## TASK OBJECTIVE
Each record, in full, must be restated word for word.

## DATASET EXTRACT
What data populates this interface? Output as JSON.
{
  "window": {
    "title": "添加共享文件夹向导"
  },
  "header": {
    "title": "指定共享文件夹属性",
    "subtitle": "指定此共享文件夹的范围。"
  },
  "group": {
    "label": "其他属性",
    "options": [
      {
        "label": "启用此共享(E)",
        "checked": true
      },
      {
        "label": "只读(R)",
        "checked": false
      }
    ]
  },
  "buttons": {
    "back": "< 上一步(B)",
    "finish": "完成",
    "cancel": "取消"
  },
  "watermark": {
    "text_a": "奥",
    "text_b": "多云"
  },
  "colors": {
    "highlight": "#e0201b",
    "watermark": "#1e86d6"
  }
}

## RESPONSE TO THIS EXERCISE
What data populates this interface? Output as JSON.
{
  "window": {
    "title": "添加共享文件夹向导"
  },
  "header": {
    "title": "指定共享文件夹属性",
    "subtitle": "指定此共享文件夹的范围。"
  },
  "group": {
    "label": "其他属性",
    "options": [
      {
        "label": "启用此共享(E)",
        "checked": true
      },
      {
        "label": "只读(R)",
        "checked": false
      }
    ]
  },
  "buttons": {
    "back": "< 上一步(B)",
    "finish": "完成",
    "cancel": "取消"
  },
  "watermark": {
    "text_a": "奥",
    "text_b": "多云"
  },
  "colors": {
    "highlight": "#e0201b",
    "watermark": "#1e86d6"
  }
}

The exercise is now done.